None of this is to besmirch the Yankees’ cache of tremendous hitters. New York trots out probably the best lineup in the league on a night-to-night basis. Just remember to adjust for modern context when watching them.
Where we might really need to adjust our expectations, though, is with regard to pitchers. Just as the baseline has risen massively for hitters, it has decreased rapidly for hurlers. As crazy as it might sound, pitchers with ERA figures well over four (and sometimes even over five!) can still produce real value for their teams in 2019.
Consider, for instance, James Paxton. Paxton has somewhat disappointed in his first season in pinstripes, dealing with injuries and inconsistency. His ERA is up a third of a run, from 3.76 last year to 4.09 this year. And yet, thanks to the altered landscape around him, Paxton’s ERA+ figure, which adjusts for league and park, has actually improved! Paxton owns a 110 ERA+ in 2019, up one point from 2018. That number is befitting of an excellent mid-rotation arm or a decent number-two starter, not too far off from what the Yankees were looking for in dealing for Paxton.

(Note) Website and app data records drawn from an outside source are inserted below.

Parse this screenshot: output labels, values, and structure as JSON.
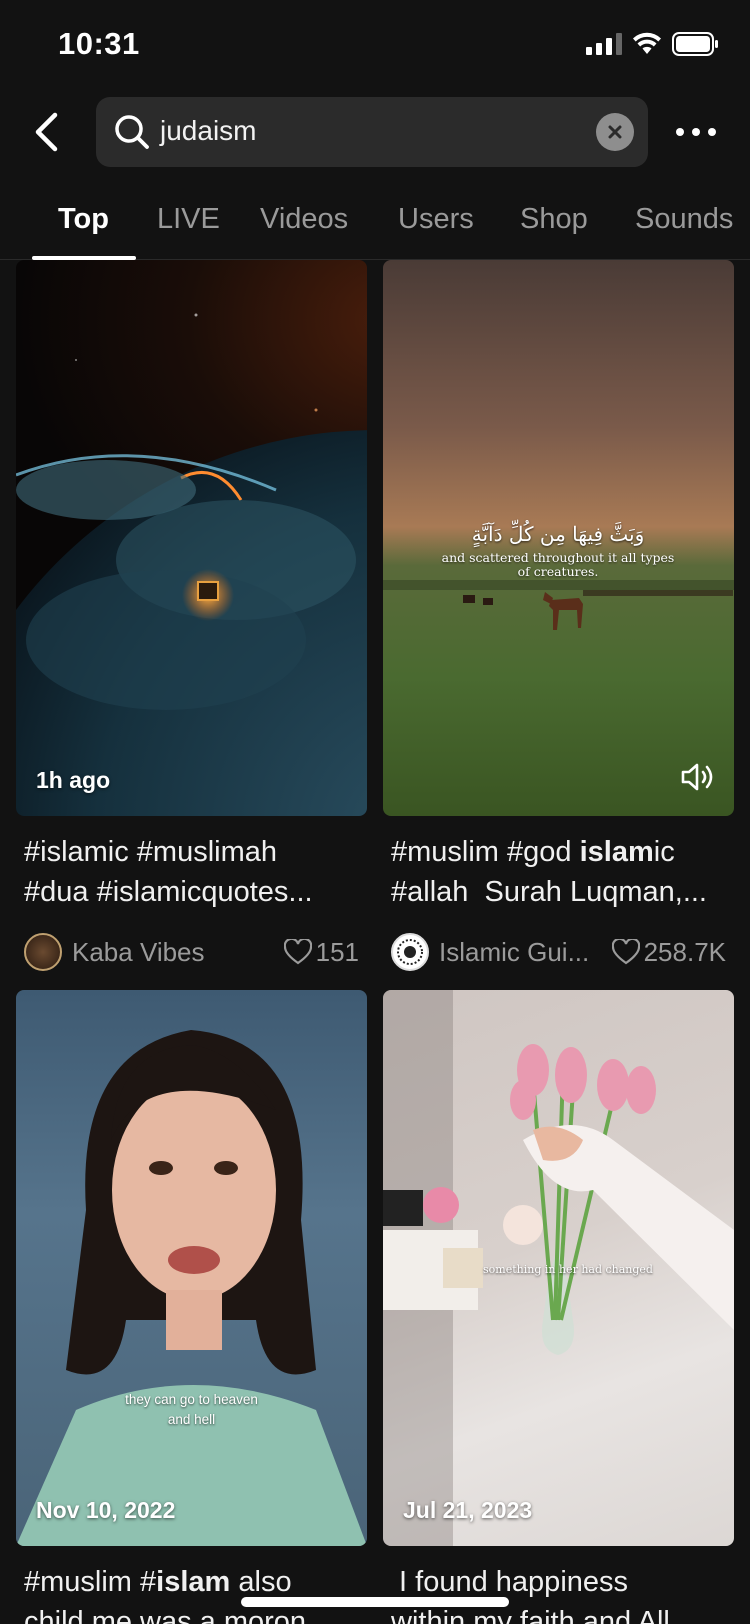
{
  "status": {
    "time": "10:31"
  },
  "search": {
    "query": "judaism"
  },
  "tabs": [
    {
      "label": "Top"
    },
    {
      "label": "LIVE"
    },
    {
      "label": "Videos"
    },
    {
      "label": "Users"
    },
    {
      "label": "Shop"
    },
    {
      "label": "Sounds"
    }
  ],
  "results": [
    {
      "overlay": "1h ago",
      "caption_line1": "#islamic #muslimah",
      "caption_line2": "#dua #islamicquotes...",
      "author": "Kaba Vibes",
      "likes": "151"
    },
    {
      "video_text_arabic": "وَبَثَّ فِيهَا مِن كُلِّ دَآبَّةٍ",
      "video_text_line1": "and scattered throughout it all types",
      "video_text_line2": "of creatures.",
      "caption_pre": "#muslim #god ",
      "caption_bold": "islam",
      "caption_post": "ic",
      "caption_line2": "#allah  Surah Luqman,...",
      "author": "Islamic Gui...",
      "likes": "258.7K"
    },
    {
      "overlay": "Nov 10, 2022",
      "video_text_line1": "they can go to heaven",
      "video_text_line2": "and hell",
      "caption_pre": "#muslim #",
      "caption_bold": "islam",
      "caption_post": " also",
      "caption_line2": "child me was a moron"
    },
    {
      "overlay": "Jul 21, 2023",
      "video_text_line1": "something in her had changed",
      "caption_line1": " I found happiness",
      "caption_line2": "within my faith and All"
    }
  ],
  "colors": {
    "background": "#121212",
    "search_bg": "#2b2b2b",
    "muted_text": "#9b9b9b"
  }
}
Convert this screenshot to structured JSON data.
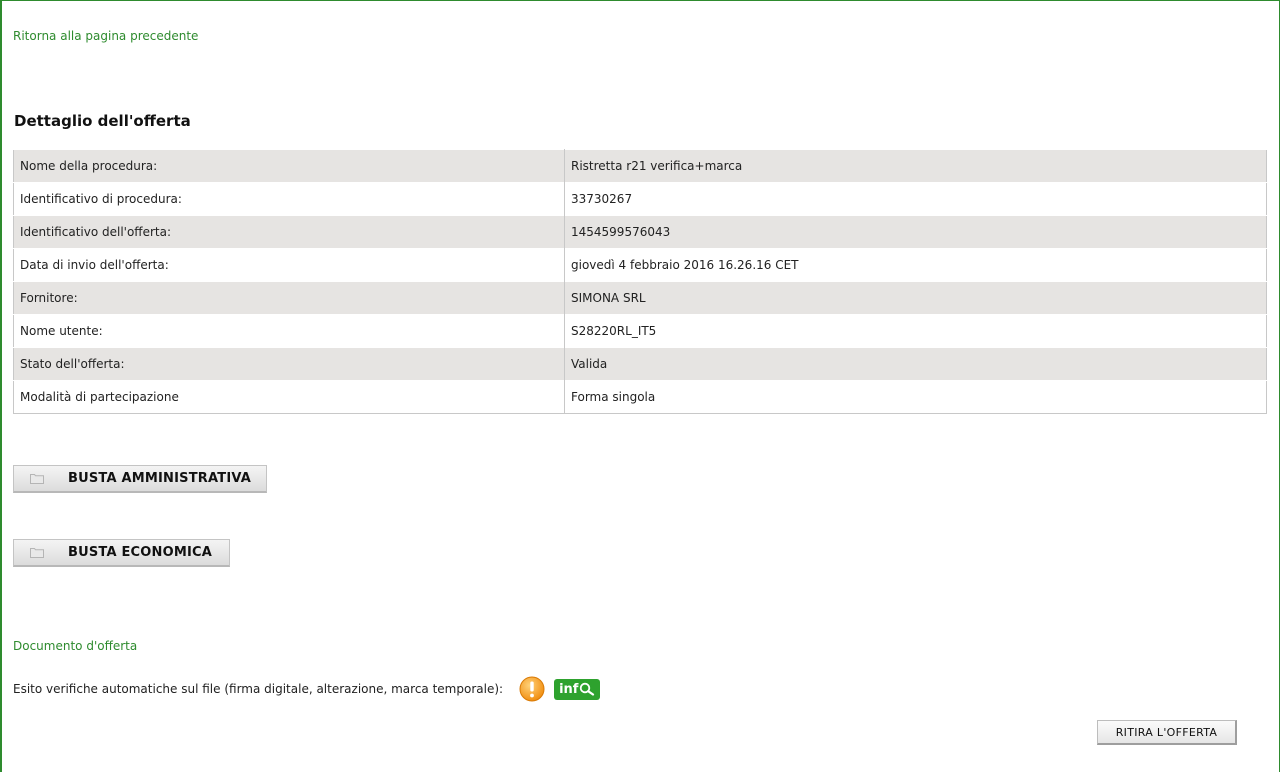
{
  "nav": {
    "back_link": "Ritorna alla pagina precedente"
  },
  "page": {
    "title": "Dettaglio dell'offerta"
  },
  "details": {
    "rows": [
      {
        "label": "Nome della procedura:",
        "value": "Ristretta r21 verifica+marca"
      },
      {
        "label": "Identificativo di procedura:",
        "value": "33730267"
      },
      {
        "label": "Identificativo dell'offerta:",
        "value": "1454599576043"
      },
      {
        "label": "Data di invio dell'offerta:",
        "value": "giovedì 4 febbraio 2016 16.26.16 CET"
      },
      {
        "label": "Fornitore:",
        "value": "SIMONA SRL"
      },
      {
        "label": "Nome utente:",
        "value": "S28220RL_IT5"
      },
      {
        "label": "Stato dell'offerta:",
        "value": "Valida"
      },
      {
        "label": "Modalità di partecipazione",
        "value": "Forma singola"
      }
    ]
  },
  "envelopes": {
    "amministrativa": "BUSTA AMMINISTRATIVA",
    "economica": "BUSTA ECONOMICA"
  },
  "document": {
    "label": "Documento d'offerta",
    "checks_text": "Esito verifiche automatiche sul file (firma digitale, alterazione, marca temporale):",
    "warning_icon": "warning-icon",
    "info_icon_text": "inf",
    "info_icon": "info-magnifier-icon"
  },
  "actions": {
    "withdraw": "RITIRA L'OFFERTA"
  },
  "colors": {
    "accent_green": "#2e8b2e",
    "row_shade": "#e6e4e2",
    "warning_orange": "#f5a01a",
    "info_green": "#2ea22e"
  }
}
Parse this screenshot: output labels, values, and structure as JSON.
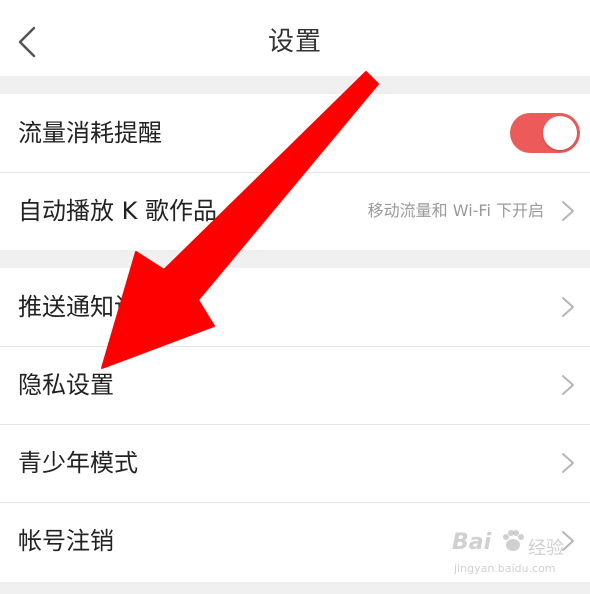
{
  "navbar": {
    "title": "设置",
    "back_icon": "chevron-left-icon"
  },
  "groups": [
    {
      "rows": [
        {
          "label": "流量消耗提醒",
          "control": "toggle",
          "toggle_on": true
        },
        {
          "label": "自动播放 K 歌作品",
          "value": "移动流量和 Wi-Fi 下开启",
          "control": "chevron"
        }
      ]
    },
    {
      "rows": [
        {
          "label": "推送通知设置",
          "control": "chevron"
        },
        {
          "label": "隐私设置",
          "control": "chevron"
        },
        {
          "label": "青少年模式",
          "control": "chevron"
        },
        {
          "label": "帐号注销",
          "control": "chevron"
        }
      ]
    }
  ],
  "watermark": {
    "brand": "Bai",
    "brand_suffix": "经验",
    "url": "jingyan.baidu.com"
  },
  "colors": {
    "toggle_on": "#ec5a5a",
    "annotation_arrow": "#ff0000",
    "background": "#f0f0f0",
    "text": "#222222",
    "secondary_text": "#9a9a9a"
  }
}
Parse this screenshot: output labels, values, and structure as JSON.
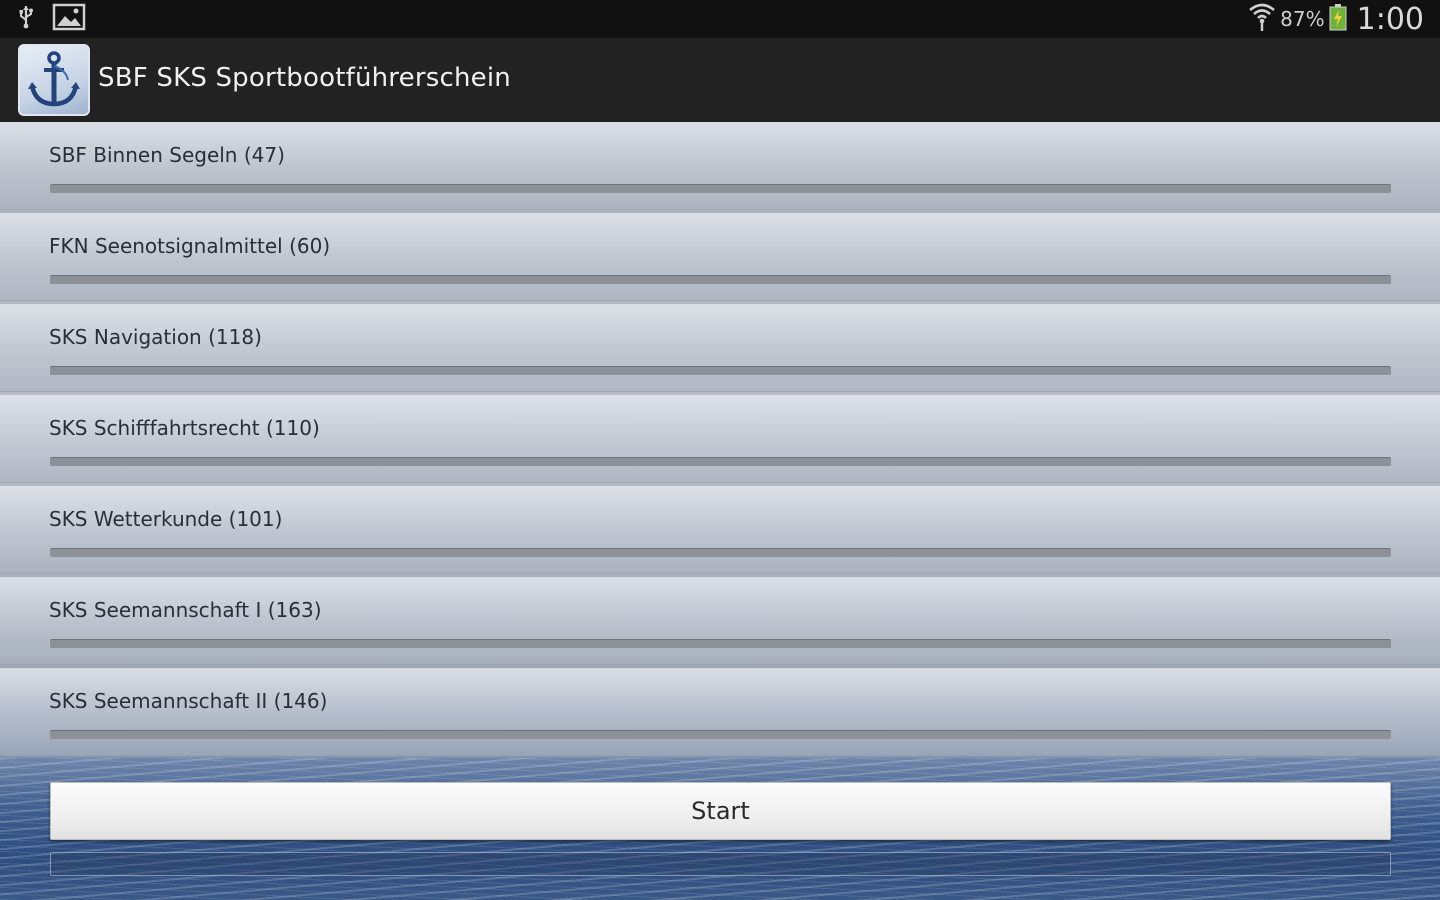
{
  "status_bar": {
    "left_icons": [
      "usb-icon",
      "image-icon"
    ],
    "wifi_icon": "wifi-icon",
    "battery_percent": "87%",
    "battery_icon": "battery-charging-icon",
    "time": "1:00"
  },
  "action_bar": {
    "app_icon": "anchor-icon",
    "title": "SBF SKS Sportbootführerschein"
  },
  "topics": [
    {
      "label": "SBF Binnen Segeln (47)",
      "progress": 0
    },
    {
      "label": "FKN Seenotsignalmittel (60)",
      "progress": 0
    },
    {
      "label": "SKS Navigation (118)",
      "progress": 0
    },
    {
      "label": "SKS Schifffahrtsrecht (110)",
      "progress": 0
    },
    {
      "label": "SKS Wetterkunde (101)",
      "progress": 0
    },
    {
      "label": "SKS Seemannschaft I (163)",
      "progress": 0
    },
    {
      "label": "SKS Seemannschaft II (146)",
      "progress": 0
    }
  ],
  "start_button": {
    "label": "Start"
  },
  "colors": {
    "progress_fill": "#33b5e5",
    "action_bar": "#222222"
  }
}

The league’s pitchers in 2019 own a 4.48 ERA. In 2014, they posted a 3.74 ERA. Hell, in 2001, the year Barry Bonds hit 73 home runs, the league’s pitchers managed a 4.42 ERA! As hitters have generated historic amounts of power, pitchers must have yielded historic amounts of power, to the tune of a 1.38 HR/9 mark, easily the highest of all-time.
This puts a group of Yankee starters that have had up-and-down seasons in a more flattering light. Just maintaining an ERA in the upper-threes or low-fours is a real accomplishment in 2019. That means Paxton, along with CC Sabathia, Masahiro Tanaka, and Domingo German, all have had fairly strong seasons thus far, at least in terms of run prevention (it also means that J.A. Happ probably hasn’t been quite as bad as you might have thought, but he’s still been pretty bad).
This can serve as a broader lesson for how we follow sports in general. Everyone’s free to be a fan however they like, but if we want to remain knowledgeable about the game in front of us, we have to constantly be willing to alter our own perceptions. Failing to do so is how we end up evaluating pitchers based on win-loss record, or advocating for running the ball on first-and-ten every time. The game will never stop changing, and neither should we.